One + One = Fun

This past weekend, we attended my niece’s second birthday party.  She had lots of little friends in attendance, several kiddie pools full of water and toys, and a huge pile of gifts all wrapped in pink.

It’s been almost ten years since my daughter was 2, so this party really took me back in time, tugged at my heart just a bit.  Did it make me want to start all over again?  Have a third child?

Let’s just say that nothing makes you appreciate birth control more than attending a little kid’s birthday party.

No, it made me want to be 2 again. 

If I were a 2 year-old girl:

  • I would embrace my fat rolls as a sign of perfection and cuteness.  Heck, I wouldn’t just embrace them; I would rub my belly on request or happily raise my shirt to show off my bellybutton and muffin top.
  • Not only could I eat my cake, I could rub it into my hair, drop some for the dog, and even steal a bite of yours.
  • I wouldn’t really care what people thought, because unless they were in charge of my meals or diapers, it wouldn’t really matter to me.
  • Friends would be welcome to play with all of my toys, even the brand new ones, no questions asked.
  • Almost all of my outfits would be pink, eliminating the need for me to put much thought into what to wear. 
  • I could party all day without a care in the world; yet nobody would judge me when I’d had enough and started to cry.
  • My best friend could be a stuffed animal, and nobody would think that was odd.
  • A tiara on my head wouldn’t look out of place.  Even one with feathers.
  • A juice box and a band aid would cure most of my worries.
  • I wouldn’t need to shave my legs before I went in the pool.
  • Cellulite would just be a sign that I was healthy.
  • Everything that I needed would be provided for me, like magic.  Clean clothes?  Sure!  Dinner?  Coming right up!  A pony?  OK, let’s be reasonable.
  • I could say “No!” and it would be cute. 
  • There would be no reason to stop the fun just because I had to go potty; at least until Mommy found out.
  • Opening the presents would be just as fun as actually playing with them.
  • People would ask me easy questions, like “Who’s the Big Girl?” and “What does the kitty say?” instead of “What’s for dinner?”, “Where are my socks?”, or my personal favorite “Why?”.
  • I could wear a swimsuit with a ruffled skirt as a fashion statement, not to cover stuff up.
  • I wouldn’t know anything about spider veins, fine lines and wrinkles, or gray hairs.
  • I would still believe in fairy tales.
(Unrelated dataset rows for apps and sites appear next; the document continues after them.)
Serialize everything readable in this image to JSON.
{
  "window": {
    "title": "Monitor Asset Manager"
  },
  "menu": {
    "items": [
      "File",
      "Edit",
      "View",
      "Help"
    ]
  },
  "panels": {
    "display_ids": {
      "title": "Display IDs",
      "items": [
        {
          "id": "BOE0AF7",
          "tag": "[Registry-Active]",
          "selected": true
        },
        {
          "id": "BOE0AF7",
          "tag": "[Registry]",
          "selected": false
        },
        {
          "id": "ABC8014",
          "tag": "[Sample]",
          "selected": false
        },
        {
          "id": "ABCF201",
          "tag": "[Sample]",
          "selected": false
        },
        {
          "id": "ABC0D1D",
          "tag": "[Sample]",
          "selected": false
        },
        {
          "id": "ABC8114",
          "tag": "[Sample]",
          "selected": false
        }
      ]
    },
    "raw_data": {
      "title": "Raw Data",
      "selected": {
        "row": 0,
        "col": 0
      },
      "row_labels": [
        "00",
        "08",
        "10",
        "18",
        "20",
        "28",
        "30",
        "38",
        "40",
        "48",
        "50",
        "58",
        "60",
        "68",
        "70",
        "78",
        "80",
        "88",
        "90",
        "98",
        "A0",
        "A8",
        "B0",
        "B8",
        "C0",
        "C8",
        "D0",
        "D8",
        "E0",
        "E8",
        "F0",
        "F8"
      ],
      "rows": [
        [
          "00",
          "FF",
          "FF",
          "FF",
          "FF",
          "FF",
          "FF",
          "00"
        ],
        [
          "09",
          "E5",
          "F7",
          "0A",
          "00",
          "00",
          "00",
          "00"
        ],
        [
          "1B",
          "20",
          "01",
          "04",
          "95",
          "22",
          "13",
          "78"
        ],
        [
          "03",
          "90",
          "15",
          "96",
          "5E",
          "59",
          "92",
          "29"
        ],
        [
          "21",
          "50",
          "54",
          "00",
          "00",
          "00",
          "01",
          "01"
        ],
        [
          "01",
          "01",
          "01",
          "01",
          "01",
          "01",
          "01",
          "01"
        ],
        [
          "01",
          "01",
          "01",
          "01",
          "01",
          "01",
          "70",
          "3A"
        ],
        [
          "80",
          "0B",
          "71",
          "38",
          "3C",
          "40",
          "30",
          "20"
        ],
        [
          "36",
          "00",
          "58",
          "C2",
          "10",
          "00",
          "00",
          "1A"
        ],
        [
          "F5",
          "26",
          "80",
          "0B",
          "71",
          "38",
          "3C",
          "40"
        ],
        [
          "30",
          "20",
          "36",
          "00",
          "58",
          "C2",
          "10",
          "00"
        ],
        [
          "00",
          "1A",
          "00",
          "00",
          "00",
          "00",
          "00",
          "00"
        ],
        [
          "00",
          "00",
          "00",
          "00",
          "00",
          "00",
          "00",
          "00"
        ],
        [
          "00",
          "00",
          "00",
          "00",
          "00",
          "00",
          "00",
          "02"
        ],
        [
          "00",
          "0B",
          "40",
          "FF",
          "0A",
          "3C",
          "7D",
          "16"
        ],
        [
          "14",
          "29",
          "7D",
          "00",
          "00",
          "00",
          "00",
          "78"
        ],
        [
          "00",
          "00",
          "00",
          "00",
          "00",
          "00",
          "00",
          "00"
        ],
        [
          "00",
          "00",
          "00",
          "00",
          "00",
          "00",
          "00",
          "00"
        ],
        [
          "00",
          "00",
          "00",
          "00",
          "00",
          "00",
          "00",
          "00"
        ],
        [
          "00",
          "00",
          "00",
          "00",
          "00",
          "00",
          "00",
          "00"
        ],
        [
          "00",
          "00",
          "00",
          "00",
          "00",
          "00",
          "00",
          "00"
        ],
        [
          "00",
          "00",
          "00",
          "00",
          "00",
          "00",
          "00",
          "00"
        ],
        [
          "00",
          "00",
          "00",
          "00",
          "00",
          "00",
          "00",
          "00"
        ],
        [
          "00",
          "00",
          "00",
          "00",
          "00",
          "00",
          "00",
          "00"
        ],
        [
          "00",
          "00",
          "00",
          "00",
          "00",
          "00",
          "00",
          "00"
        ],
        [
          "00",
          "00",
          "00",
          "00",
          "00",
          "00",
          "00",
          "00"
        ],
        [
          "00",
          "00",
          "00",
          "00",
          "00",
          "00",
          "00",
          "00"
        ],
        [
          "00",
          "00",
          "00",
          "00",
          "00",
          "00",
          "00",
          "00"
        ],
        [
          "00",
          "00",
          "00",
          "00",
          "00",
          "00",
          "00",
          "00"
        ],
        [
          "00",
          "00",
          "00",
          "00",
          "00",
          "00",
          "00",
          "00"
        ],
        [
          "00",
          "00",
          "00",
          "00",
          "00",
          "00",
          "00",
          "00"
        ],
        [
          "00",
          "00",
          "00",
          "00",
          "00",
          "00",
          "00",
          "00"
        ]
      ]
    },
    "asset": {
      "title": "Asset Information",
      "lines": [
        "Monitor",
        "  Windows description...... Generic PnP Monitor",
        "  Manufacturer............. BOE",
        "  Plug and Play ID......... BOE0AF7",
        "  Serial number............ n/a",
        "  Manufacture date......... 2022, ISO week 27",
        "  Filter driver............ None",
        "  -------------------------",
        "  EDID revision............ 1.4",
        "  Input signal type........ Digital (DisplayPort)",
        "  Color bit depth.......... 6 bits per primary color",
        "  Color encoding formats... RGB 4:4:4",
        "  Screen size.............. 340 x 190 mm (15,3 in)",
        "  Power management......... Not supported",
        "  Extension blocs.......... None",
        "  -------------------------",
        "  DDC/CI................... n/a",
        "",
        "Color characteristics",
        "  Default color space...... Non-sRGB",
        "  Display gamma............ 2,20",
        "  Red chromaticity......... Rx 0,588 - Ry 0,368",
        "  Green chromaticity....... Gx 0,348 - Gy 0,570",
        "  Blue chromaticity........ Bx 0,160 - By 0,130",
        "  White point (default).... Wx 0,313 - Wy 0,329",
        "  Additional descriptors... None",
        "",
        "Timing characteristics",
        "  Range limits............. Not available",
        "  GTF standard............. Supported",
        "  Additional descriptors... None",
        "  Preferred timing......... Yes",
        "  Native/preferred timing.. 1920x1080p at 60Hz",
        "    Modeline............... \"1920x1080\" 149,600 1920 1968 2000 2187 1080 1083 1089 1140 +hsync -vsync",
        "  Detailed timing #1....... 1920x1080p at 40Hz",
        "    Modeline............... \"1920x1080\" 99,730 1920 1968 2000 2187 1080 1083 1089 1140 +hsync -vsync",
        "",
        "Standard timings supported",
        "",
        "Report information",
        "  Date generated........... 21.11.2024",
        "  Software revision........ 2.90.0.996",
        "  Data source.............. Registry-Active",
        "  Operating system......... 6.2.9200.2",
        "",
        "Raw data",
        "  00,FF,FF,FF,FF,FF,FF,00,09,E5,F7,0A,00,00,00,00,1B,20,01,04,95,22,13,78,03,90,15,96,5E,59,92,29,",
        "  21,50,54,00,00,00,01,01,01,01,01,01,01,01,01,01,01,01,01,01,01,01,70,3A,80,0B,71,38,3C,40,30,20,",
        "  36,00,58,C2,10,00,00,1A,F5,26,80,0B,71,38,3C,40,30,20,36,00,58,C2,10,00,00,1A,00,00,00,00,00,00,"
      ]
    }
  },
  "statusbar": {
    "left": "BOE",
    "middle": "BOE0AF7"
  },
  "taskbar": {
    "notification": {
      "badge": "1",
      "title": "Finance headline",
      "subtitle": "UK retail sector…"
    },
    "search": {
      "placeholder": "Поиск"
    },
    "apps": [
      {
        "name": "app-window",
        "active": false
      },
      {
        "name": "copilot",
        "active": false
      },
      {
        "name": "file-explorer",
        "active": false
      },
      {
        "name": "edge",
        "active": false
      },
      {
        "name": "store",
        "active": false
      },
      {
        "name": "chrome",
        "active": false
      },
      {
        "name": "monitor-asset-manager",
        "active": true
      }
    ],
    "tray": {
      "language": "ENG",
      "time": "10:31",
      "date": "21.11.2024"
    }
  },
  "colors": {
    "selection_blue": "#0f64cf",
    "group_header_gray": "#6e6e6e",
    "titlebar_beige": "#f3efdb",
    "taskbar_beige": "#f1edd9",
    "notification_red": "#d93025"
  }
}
Style, or lack of

I checked out a book from the public library the other day, The Grown-up Girl’s Guide to Style, and now my whole summer wardrobe has been called into question. According to the author, Christine Schwab, once I hit my forties I should have given up on anything sleeveless, never wear shorts of any kind (cropped pants should be my new “shorts”), and should only wear a swimsuit when actually swimming. She makes an exception for Katie Couric’s legs and Sheryl Crow’s arms, which doesn’t help me at all! I am now 5 years into making all of these fashion mistakes. Who knew?

What ever happened to dressing for yourself? Being comfortable in the blazing heat of summer? Where I live, in Northern California, we have days as hot as 115 or higher. Even in a air conditioned house, shorts and sleeveless tops stop being fashion statements and become mandatory. Swimsuits are, in name at least, made for swimming. But what about lounging around on the beach, watching the surf but not jumping in it? Hanging around on a friend’s boat? A few years ago, we went on a week-long houseboating trip to Lake Powell. It is safe to say that everyone on that boat wore swimsuits 24/7. According to these style rules, a light long-sleeved shirt and capri pants will be stylish for summer and prevent the general public from losing their lunch.

Now with summer practically around the corner, I am feeling confused. Do I stick with what I am comfortable in, or start to cover up more? If I feel comfortable and my husband isn’t embarrassed, are shorts still an option? Is it really my job to make sure that other people don’t see anything less than a perfect body? I think most of us are critical enough of our own bodies without having to add this new layer of thought.

Legs? Our older legs sport baggy knees that the general public doesn’t want to see, along with spider veins and bruises. Arms? Even the most fit and trim arms get flappy as we get older. If your arms keep waving when your hand has stopped, you know what I mean. I have been lucky enough to have a fast metabolism and a flat belly up to now, but I know from older friends this won’t last much longer.

Summer will come, and sleeveless tops, swimsuits, and shorts will once again come out of hiding at my house….and I don’t plan to let them go just yet! Maybe I am in denial, maybe it’s a bit of a revolt. My best critic is my middle-school daughter. I have absolutely nothing in my closet that she wants to wear, so that MUST mean I am doing something right……